* THE PROBLEM
Below are the records; count how many of their lines contain the word "TraversableIndex" and give that number only.

· · · · ·

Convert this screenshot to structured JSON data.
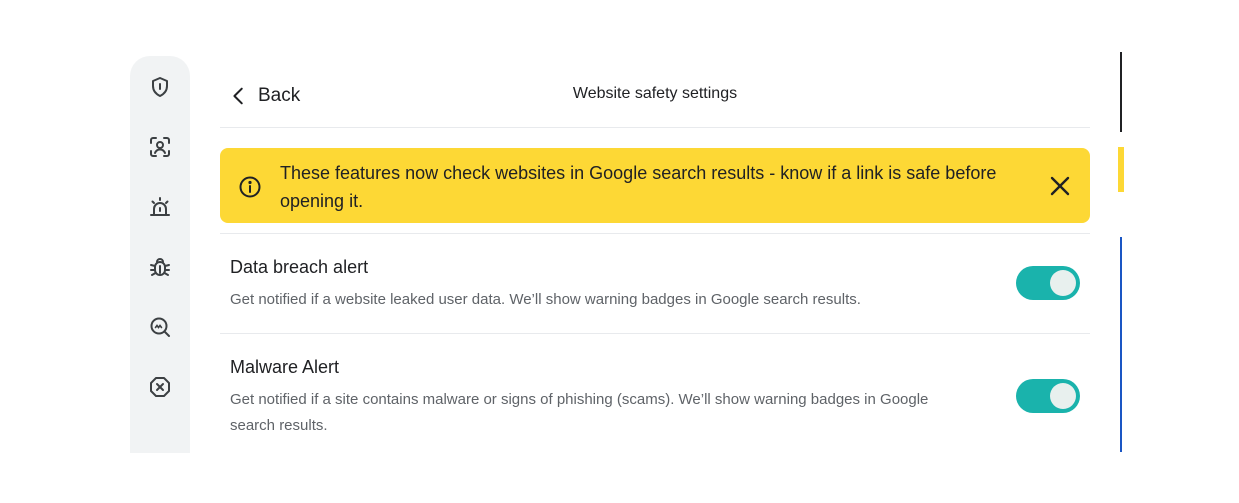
{
  "header": {
    "back_label": "Back",
    "title": "Website safety settings"
  },
  "sidebar": {
    "items": [
      {
        "icon": "shield-icon"
      },
      {
        "icon": "face-scan-icon"
      },
      {
        "icon": "alarm-icon"
      },
      {
        "icon": "bug-icon"
      },
      {
        "icon": "search-scam-icon"
      },
      {
        "icon": "blocked-icon"
      }
    ]
  },
  "banner": {
    "text": "These features now check websites in Google search results - know if a link is safe before opening it.",
    "icon": "info-icon",
    "close_icon": "close-icon",
    "color": "#fdd835"
  },
  "settings": [
    {
      "title": "Data breach alert",
      "description": "Get notified if a website leaked user data. We’ll show warning badges in Google search results.",
      "enabled": true
    },
    {
      "title": "Malware Alert",
      "description": "Get notified if a site contains malware or signs of phishing (scams). We’ll show warning badges in Google search results.",
      "enabled": true
    }
  ],
  "colors": {
    "toggle_on": "#1ab3ac",
    "sidebar_bg": "#f1f3f4"
  }
}
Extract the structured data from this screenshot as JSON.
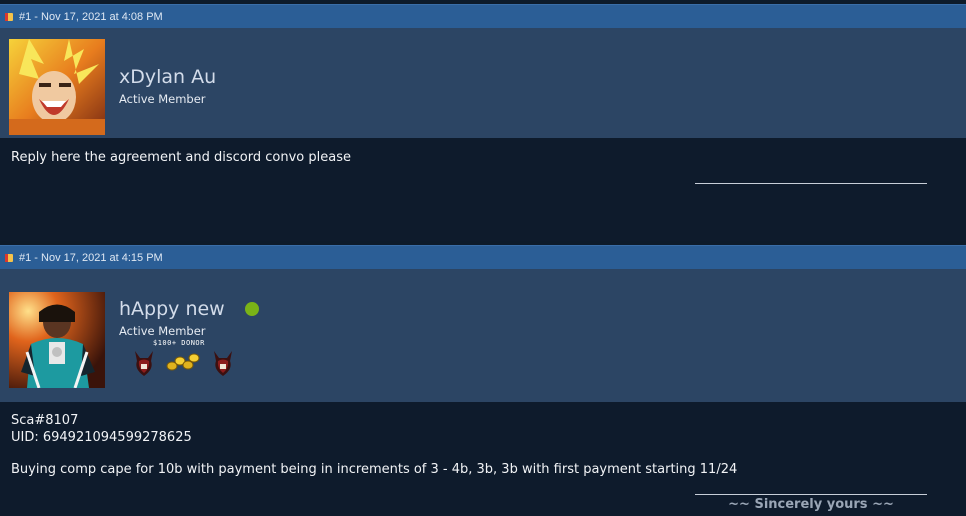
{
  "posts": [
    {
      "header": "#1 - Nov 17, 2021 at 4:08 PM",
      "username": "xDylan Au",
      "user_title": "Active Member",
      "body_lines": [
        "Reply here the agreement and discord convo please"
      ]
    },
    {
      "header": "#1 - Nov 17, 2021 at 4:15 PM",
      "username": "hAppy new",
      "user_title": "Active Member",
      "badges": {
        "donor_label": "$100+ DONOR"
      },
      "body_lines": [
        "Sca#8107",
        "UID: 694921094599278625",
        "",
        "Buying comp cape for 10b with payment being in increments of 3 - 4b, 3b, 3b with first payment starting 11/24"
      ],
      "signature": "~~ Sincerely yours ~~"
    }
  ],
  "colors": {
    "header_bg": "#2b5e96",
    "userbar_bg": "#2c4564",
    "body_bg": "#0e1b2c",
    "online": "#7ab317"
  }
}
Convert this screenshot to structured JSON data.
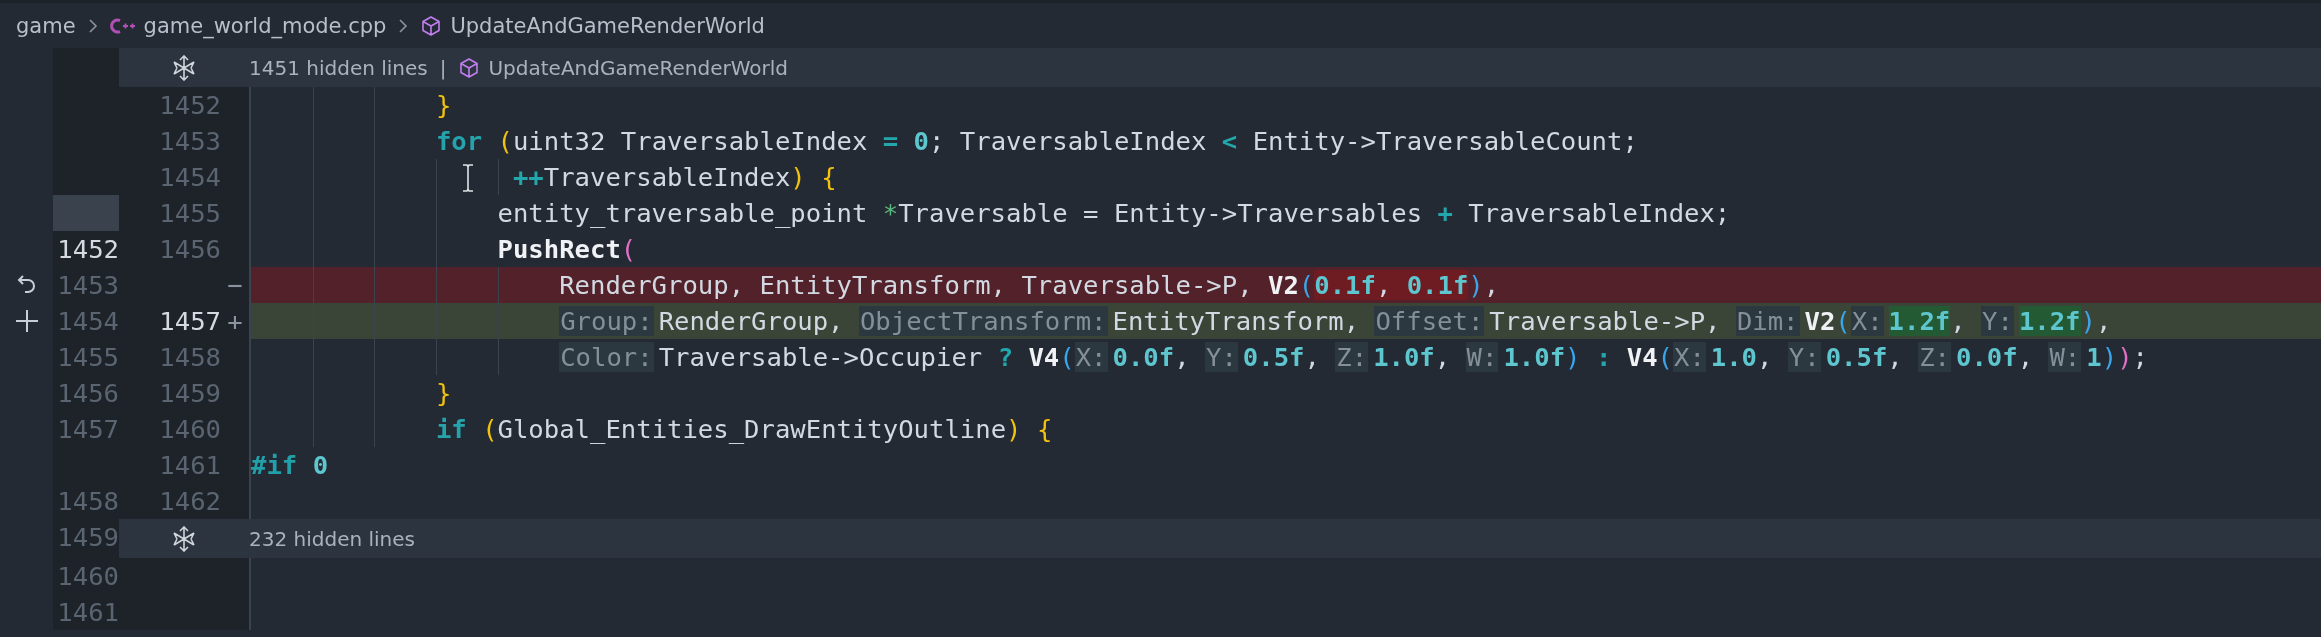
{
  "breadcrumb": {
    "items": [
      {
        "kind": "folder",
        "label": "game"
      },
      {
        "kind": "file",
        "label": "game_world_mode.cpp"
      },
      {
        "kind": "symbol",
        "label": "UpdateAndGameRenderWorld"
      }
    ]
  },
  "rows": [
    {
      "kind": "fold",
      "old": {
        "filler": false
      },
      "label": "1451 hidden lines",
      "separator": "|",
      "symbol": "UpdateAndGameRenderWorld"
    },
    {
      "kind": "line",
      "old": {
        "filler": false
      },
      "new": {
        "number": "1452",
        "current": false
      },
      "tokens": [
        {
          "kind": "brace",
          "text": "            }"
        }
      ]
    },
    {
      "kind": "line",
      "old": {
        "filler": false
      },
      "new": {
        "number": "1453",
        "current": false
      },
      "tokens": [
        {
          "kind": "kw",
          "text": "            for"
        },
        {
          "kind": "brace",
          "text": " ("
        },
        {
          "kind": "plain",
          "text": "uint32 TraversableIndex "
        },
        {
          "kind": "op",
          "text": "="
        },
        {
          "kind": "num",
          "text": " 0"
        },
        {
          "kind": "plain",
          "text": "; TraversableIndex "
        },
        {
          "kind": "op",
          "text": "<"
        },
        {
          "kind": "plain",
          "text": " Entity->TraversableCount;"
        }
      ]
    },
    {
      "kind": "line",
      "old": {
        "filler": false
      },
      "new": {
        "number": "1454",
        "current": false
      },
      "cursor": true,
      "tokens": [
        {
          "kind": "op",
          "text": "                 ++"
        },
        {
          "kind": "plain",
          "text": "TraversableIndex"
        },
        {
          "kind": "brace",
          "text": ")"
        },
        {
          "kind": "brace",
          "text": " {"
        }
      ]
    },
    {
      "kind": "line",
      "old": {
        "filler": true
      },
      "new": {
        "number": "1455",
        "current": false
      },
      "tokens": [
        {
          "kind": "plain",
          "text": "                entity_traversable_point "
        },
        {
          "kind": "ptr",
          "text": "*"
        },
        {
          "kind": "plain",
          "text": "Traversable = Entity->Traversables "
        },
        {
          "kind": "op",
          "text": "+"
        },
        {
          "kind": "plain",
          "text": " TraversableIndex;"
        }
      ]
    },
    {
      "kind": "line",
      "old": {
        "number": "1452",
        "filler": false,
        "current": true
      },
      "new": {
        "number": "1456",
        "current": false
      },
      "tokens": [
        {
          "kind": "fn",
          "text": "                PushRect"
        },
        {
          "kind": "paren",
          "text": "("
        }
      ]
    },
    {
      "kind": "removed",
      "old": {
        "number": "1453",
        "filler": false,
        "current": false
      },
      "marker": "−",
      "tokens": [
        {
          "kind": "plain",
          "text": "                    RenderGroup, EntityTransform, Traversable->P, ",
          "changed": false
        },
        {
          "kind": "fn",
          "text": "V2",
          "changed": false
        },
        {
          "kind": "bparen",
          "text": "(",
          "changed": false
        },
        {
          "kind": "num",
          "text": "0.1f",
          "changed": true
        },
        {
          "kind": "plain",
          "text": ", ",
          "changed": true
        },
        {
          "kind": "num",
          "text": "0.1f",
          "changed": true
        },
        {
          "kind": "bparen",
          "text": ")",
          "changed": false
        },
        {
          "kind": "plain",
          "text": ",",
          "changed": false
        }
      ]
    },
    {
      "kind": "added",
      "old": {
        "number": "1454",
        "filler": false,
        "current": false
      },
      "new": {
        "number": "1457",
        "current": true
      },
      "marker": "+",
      "tokens": [
        {
          "kind": "hint",
          "text": "                    Group:"
        },
        {
          "kind": "plain",
          "text": "RenderGroup, ",
          "changed": false
        },
        {
          "kind": "hint",
          "text": "ObjectTransform:"
        },
        {
          "kind": "plain",
          "text": "EntityTransform, ",
          "changed": false
        },
        {
          "kind": "hint",
          "text": "Offset:"
        },
        {
          "kind": "plain",
          "text": "Traversable->P, ",
          "changed": false
        },
        {
          "kind": "hint",
          "text": "Dim:"
        },
        {
          "kind": "fn",
          "text": "V2",
          "changed": false
        },
        {
          "kind": "bparen",
          "text": "(",
          "changed": false
        },
        {
          "kind": "hint",
          "text": "X:"
        },
        {
          "kind": "num",
          "text": "1.2f",
          "changed": true
        },
        {
          "kind": "plain",
          "text": ", ",
          "changed": false
        },
        {
          "kind": "hint",
          "text": "Y:"
        },
        {
          "kind": "num",
          "text": "1.2f",
          "changed": true
        },
        {
          "kind": "bparen",
          "text": ")",
          "changed": false
        },
        {
          "kind": "plain",
          "text": ",",
          "changed": false
        }
      ]
    },
    {
      "kind": "line",
      "old": {
        "number": "1455",
        "filler": false,
        "current": false
      },
      "new": {
        "number": "1458",
        "current": false
      },
      "tokens": [
        {
          "kind": "hint",
          "text": "                    Color:"
        },
        {
          "kind": "plain",
          "text": "Traversable->Occupier "
        },
        {
          "kind": "op",
          "text": "?"
        },
        {
          "kind": "fn",
          "text": " V4"
        },
        {
          "kind": "bparen",
          "text": "("
        },
        {
          "kind": "hint",
          "text": "X:"
        },
        {
          "kind": "num",
          "text": "0.0f"
        },
        {
          "kind": "plain",
          "text": ", "
        },
        {
          "kind": "hint",
          "text": "Y:"
        },
        {
          "kind": "num",
          "text": "0.5f"
        },
        {
          "kind": "plain",
          "text": ", "
        },
        {
          "kind": "hint",
          "text": "Z:"
        },
        {
          "kind": "num",
          "text": "1.0f"
        },
        {
          "kind": "plain",
          "text": ", "
        },
        {
          "kind": "hint",
          "text": "W:"
        },
        {
          "kind": "num",
          "text": "1.0f"
        },
        {
          "kind": "bparen",
          "text": ")"
        },
        {
          "kind": "op",
          "text": " :"
        },
        {
          "kind": "fn",
          "text": " V4"
        },
        {
          "kind": "bparen",
          "text": "("
        },
        {
          "kind": "hint",
          "text": "X:"
        },
        {
          "kind": "num",
          "text": "1.0"
        },
        {
          "kind": "plain",
          "text": ", "
        },
        {
          "kind": "hint",
          "text": "Y:"
        },
        {
          "kind": "num",
          "text": "0.5f"
        },
        {
          "kind": "plain",
          "text": ", "
        },
        {
          "kind": "hint",
          "text": "Z:"
        },
        {
          "kind": "num",
          "text": "0.0f"
        },
        {
          "kind": "plain",
          "text": ", "
        },
        {
          "kind": "hint",
          "text": "W:"
        },
        {
          "kind": "num",
          "text": "1"
        },
        {
          "kind": "bparen",
          "text": ")"
        },
        {
          "kind": "paren",
          "text": ")"
        },
        {
          "kind": "plain",
          "text": ";"
        }
      ]
    },
    {
      "kind": "line",
      "old": {
        "number": "1456",
        "filler": false,
        "current": false
      },
      "new": {
        "number": "1459",
        "current": false
      },
      "tokens": [
        {
          "kind": "brace",
          "text": "            }"
        }
      ]
    },
    {
      "kind": "line",
      "old": {
        "number": "1457",
        "filler": false,
        "current": false
      },
      "new": {
        "number": "1460",
        "current": false
      },
      "tokens": [
        {
          "kind": "kw",
          "text": "            if"
        },
        {
          "kind": "brace",
          "text": " ("
        },
        {
          "kind": "plain",
          "text": "Global_Entities_DrawEntityOutline"
        },
        {
          "kind": "brace",
          "text": ")"
        },
        {
          "kind": "brace",
          "text": " {"
        }
      ]
    },
    {
      "kind": "line",
      "old": {
        "filler": false
      },
      "new": {
        "number": "1461",
        "current": false
      },
      "tokens": [
        {
          "kind": "pp",
          "text": "#if"
        },
        {
          "kind": "num",
          "text": " 0"
        }
      ]
    },
    {
      "kind": "line",
      "old": {
        "number": "1458",
        "filler": false,
        "current": false
      },
      "new": {
        "number": "1462",
        "current": false
      },
      "tokens": []
    },
    {
      "kind": "fold",
      "old": {
        "number": "1459",
        "filler": false,
        "current": false
      },
      "label": "232 hidden lines"
    },
    {
      "kind": "line",
      "old": {
        "number": "1460",
        "filler": false,
        "current": false
      },
      "tokens": []
    },
    {
      "kind": "line",
      "old": {
        "number": "1461",
        "filler": false,
        "current": false
      },
      "tokens": []
    }
  ]
}
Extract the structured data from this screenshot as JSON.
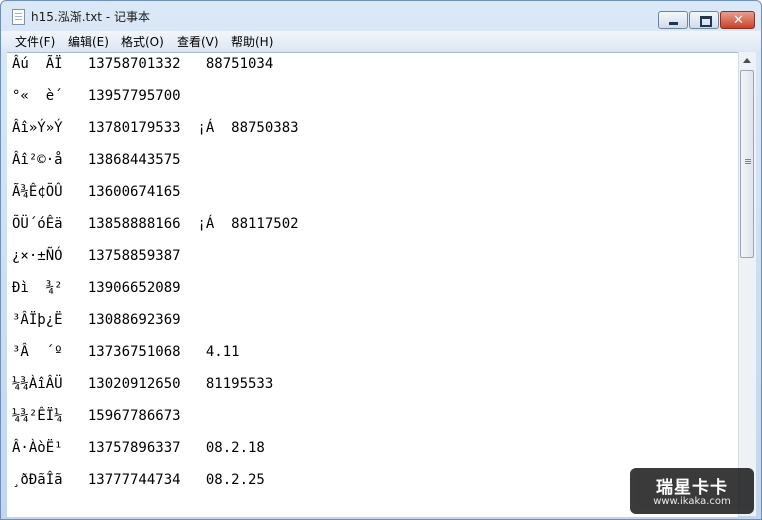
{
  "window": {
    "title": "h15.泓渐.txt - 记事本",
    "buttons": {
      "minimize": "",
      "maximize": "",
      "close": "✕"
    }
  },
  "menu": [
    {
      "label": "文件(F)"
    },
    {
      "label": "编辑(E)"
    },
    {
      "label": "格式(O)"
    },
    {
      "label": "查看(V)"
    },
    {
      "label": "帮助(H)"
    }
  ],
  "content": {
    "lines": [
      "Âú  ÃÏ   13758701332   88751034",
      "°«  è´   13957795700",
      "Âî»Ý»Ý   13780179533  ¡Á  88750383",
      "Âî²©·å   13868443575",
      "Ã¾Ê¢ÕÛ   13600674165",
      "ÕÜ´óÊä   13858888166  ¡Á  88117502",
      "¿×·±ÑÓ   13758859387",
      "Ðì  ¾²   13906652089",
      "³ÂÏþ¿Ë   13088692369",
      "³Â  ´º   13736751068   4.11",
      "¼¾ÀîÂÜ   13020912650   81195533",
      "¼¾²ÊÏ¼   15967786673",
      "Â·ÀòË¹   13757896337   08.2.18",
      "¸ðÐãÎã   13777744734   08.2.25"
    ]
  },
  "watermark": {
    "name": "瑞星卡卡",
    "url": "www.ikaka.com"
  }
}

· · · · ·

* ANSWER BELOW
4